And I also have to point at Omar Marmoush. Yes, led ten dribblings again and his speed is absolutely incredible. But do you know his biggest skill? When he’s passing. Omar Marmoush is the best forward of the second division in terms of playing passes with a pass ratio of ~83%. Of course, we have to look where he plays which pass but he’s definitely top notch of all forwards of the division (and if you look at his assist for the 2-0 against Braunschweig you know that he can play more than just back passes). And also against Aue, he delivered 12 of 13 passes to his teammates. Especially with regards to the spaces Marmoush is covering on the pitch, this is a really good value.
I don’t mention Guido B. He isn’t capable of many things. For example scoring the pre-decision. I. Am. So. Disappointed!
If we celebrate two goals after set-pieces in one game only, in Aue, and when a match isn’t thrilling until the end, there’s isn’t much that has gone wrong. It’s remarkable that the goals after set-pieces were almost identical, even though mirrored. Two times, Zander simply runs towards the back-post. From Aue’s perspective, it mustn’t have happened that Zander appears at the back-post at the first time. But the same all over again? This appeared almost intended by Aue. The two goals after set-pieces also cover up a little bit that the FCSP had many chances out of their play but didn’t manage to score in so many facets. (I told you already, Guido isn’t capable to do so). Especially during the second half, Aue shouldn’t have mourned about a higher defeat. Anyway, I am again starting to blame the FCSP for winning a match not high enough. We should rather indulge here (..but not with Guido!).

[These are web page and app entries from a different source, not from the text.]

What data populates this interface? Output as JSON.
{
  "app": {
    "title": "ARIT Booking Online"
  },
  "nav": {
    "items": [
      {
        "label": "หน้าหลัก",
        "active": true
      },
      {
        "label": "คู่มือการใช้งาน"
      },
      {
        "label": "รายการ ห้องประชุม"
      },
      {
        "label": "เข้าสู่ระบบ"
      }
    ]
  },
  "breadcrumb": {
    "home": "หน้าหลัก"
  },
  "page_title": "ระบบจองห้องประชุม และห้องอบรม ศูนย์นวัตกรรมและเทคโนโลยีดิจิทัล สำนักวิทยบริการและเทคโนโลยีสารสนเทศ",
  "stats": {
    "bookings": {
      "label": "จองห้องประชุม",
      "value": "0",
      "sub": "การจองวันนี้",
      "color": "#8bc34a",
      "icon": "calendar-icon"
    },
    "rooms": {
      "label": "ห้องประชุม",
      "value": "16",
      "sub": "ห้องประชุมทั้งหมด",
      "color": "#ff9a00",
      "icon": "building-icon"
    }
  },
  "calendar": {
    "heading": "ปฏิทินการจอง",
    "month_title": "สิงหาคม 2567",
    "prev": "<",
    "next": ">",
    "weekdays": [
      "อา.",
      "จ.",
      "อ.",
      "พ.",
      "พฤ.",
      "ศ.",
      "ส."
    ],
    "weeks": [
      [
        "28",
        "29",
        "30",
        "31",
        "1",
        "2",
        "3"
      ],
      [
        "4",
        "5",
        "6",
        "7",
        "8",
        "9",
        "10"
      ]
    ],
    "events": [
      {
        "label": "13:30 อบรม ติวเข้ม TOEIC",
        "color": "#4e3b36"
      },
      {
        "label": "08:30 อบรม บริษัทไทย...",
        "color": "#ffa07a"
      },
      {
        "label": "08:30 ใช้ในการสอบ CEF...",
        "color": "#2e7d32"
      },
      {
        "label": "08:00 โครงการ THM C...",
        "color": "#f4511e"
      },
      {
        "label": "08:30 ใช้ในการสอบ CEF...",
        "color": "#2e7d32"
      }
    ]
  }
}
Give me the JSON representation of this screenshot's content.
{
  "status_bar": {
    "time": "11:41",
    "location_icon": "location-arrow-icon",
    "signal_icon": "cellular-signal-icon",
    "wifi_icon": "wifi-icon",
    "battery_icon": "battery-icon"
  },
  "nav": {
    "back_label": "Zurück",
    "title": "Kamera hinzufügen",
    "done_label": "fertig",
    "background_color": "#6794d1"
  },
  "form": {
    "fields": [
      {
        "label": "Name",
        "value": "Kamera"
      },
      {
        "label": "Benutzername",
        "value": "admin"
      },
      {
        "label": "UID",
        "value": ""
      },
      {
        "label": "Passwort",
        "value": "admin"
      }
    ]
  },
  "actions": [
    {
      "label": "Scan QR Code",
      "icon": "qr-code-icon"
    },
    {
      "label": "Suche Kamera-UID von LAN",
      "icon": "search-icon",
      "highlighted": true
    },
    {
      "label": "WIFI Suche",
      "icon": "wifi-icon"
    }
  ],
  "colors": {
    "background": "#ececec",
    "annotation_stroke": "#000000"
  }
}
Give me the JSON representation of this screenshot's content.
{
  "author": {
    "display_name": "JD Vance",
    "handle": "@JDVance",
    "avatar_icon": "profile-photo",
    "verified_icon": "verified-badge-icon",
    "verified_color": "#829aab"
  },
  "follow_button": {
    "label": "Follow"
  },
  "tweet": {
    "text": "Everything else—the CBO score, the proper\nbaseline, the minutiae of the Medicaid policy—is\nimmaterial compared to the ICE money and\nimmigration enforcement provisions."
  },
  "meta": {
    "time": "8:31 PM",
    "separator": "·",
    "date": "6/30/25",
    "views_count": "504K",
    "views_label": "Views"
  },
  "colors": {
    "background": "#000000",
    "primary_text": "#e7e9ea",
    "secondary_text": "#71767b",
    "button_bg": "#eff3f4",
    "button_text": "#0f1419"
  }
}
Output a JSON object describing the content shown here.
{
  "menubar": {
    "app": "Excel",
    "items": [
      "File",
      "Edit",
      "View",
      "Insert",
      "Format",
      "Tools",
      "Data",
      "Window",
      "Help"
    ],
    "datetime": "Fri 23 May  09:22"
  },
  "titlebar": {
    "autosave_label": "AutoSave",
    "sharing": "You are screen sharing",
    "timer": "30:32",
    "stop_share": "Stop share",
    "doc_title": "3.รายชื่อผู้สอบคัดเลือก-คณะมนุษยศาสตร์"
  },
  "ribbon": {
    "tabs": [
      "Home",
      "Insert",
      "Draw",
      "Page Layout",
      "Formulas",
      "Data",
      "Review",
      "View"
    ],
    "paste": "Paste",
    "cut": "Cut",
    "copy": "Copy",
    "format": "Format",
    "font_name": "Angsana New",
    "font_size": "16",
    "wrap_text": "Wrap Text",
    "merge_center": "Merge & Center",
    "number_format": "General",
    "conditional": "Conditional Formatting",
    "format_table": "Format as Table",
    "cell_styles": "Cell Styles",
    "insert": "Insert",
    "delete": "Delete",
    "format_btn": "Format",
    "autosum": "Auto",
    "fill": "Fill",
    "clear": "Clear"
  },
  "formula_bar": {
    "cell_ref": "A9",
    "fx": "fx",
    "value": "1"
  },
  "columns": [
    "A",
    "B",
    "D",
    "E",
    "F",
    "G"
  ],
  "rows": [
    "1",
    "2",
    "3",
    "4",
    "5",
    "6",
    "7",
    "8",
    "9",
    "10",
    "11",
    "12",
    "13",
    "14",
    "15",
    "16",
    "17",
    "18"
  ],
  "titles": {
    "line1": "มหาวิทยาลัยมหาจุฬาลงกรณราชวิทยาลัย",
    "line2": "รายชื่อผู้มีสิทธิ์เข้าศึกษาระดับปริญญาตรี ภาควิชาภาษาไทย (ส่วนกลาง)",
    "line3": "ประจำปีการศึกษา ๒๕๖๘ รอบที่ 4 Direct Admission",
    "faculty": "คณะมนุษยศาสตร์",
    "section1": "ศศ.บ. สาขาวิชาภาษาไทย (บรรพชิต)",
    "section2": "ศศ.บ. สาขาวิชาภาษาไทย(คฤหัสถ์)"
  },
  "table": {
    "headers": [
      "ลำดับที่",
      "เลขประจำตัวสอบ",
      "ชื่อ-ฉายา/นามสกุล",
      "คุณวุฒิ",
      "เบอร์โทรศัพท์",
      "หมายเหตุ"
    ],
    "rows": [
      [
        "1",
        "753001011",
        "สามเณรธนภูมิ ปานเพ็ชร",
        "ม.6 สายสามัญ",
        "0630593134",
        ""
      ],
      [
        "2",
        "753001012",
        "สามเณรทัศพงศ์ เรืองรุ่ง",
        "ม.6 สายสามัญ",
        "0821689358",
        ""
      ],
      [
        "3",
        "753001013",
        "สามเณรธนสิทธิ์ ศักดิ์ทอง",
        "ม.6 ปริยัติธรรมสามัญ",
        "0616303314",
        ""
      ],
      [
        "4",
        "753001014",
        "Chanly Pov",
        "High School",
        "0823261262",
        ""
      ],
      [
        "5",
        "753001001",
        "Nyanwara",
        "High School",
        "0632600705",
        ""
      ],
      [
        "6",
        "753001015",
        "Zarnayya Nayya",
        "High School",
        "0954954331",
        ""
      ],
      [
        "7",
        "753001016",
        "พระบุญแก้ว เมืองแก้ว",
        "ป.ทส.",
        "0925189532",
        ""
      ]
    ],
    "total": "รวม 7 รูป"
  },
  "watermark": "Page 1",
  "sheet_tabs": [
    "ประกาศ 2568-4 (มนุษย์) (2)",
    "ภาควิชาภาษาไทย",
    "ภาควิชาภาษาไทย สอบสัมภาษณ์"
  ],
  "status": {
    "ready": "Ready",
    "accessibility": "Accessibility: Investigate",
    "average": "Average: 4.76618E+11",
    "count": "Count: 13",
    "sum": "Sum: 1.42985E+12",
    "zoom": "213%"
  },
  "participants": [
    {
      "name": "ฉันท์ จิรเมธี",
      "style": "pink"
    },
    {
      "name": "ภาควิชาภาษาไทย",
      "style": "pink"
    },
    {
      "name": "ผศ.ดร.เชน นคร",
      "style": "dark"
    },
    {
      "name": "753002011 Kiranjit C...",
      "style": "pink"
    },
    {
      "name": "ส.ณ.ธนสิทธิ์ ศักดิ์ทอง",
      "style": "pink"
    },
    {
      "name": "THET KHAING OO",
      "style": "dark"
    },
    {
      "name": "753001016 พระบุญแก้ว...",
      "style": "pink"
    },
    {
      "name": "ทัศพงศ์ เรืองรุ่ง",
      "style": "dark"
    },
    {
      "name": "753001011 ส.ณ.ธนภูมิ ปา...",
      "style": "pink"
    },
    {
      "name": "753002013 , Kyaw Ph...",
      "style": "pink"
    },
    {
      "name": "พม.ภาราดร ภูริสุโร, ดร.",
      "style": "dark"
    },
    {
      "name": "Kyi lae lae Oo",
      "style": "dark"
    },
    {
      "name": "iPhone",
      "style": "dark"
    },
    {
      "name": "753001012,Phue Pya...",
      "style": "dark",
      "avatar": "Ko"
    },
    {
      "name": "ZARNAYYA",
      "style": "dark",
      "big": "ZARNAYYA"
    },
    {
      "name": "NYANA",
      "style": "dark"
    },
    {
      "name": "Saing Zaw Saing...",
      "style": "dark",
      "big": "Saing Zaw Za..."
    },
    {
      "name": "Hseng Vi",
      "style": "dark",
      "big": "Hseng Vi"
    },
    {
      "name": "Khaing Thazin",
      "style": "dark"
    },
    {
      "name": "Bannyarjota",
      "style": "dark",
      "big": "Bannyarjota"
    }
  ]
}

//Tim (translated by Arne)
(all data, if not cited differently, by Wyscout)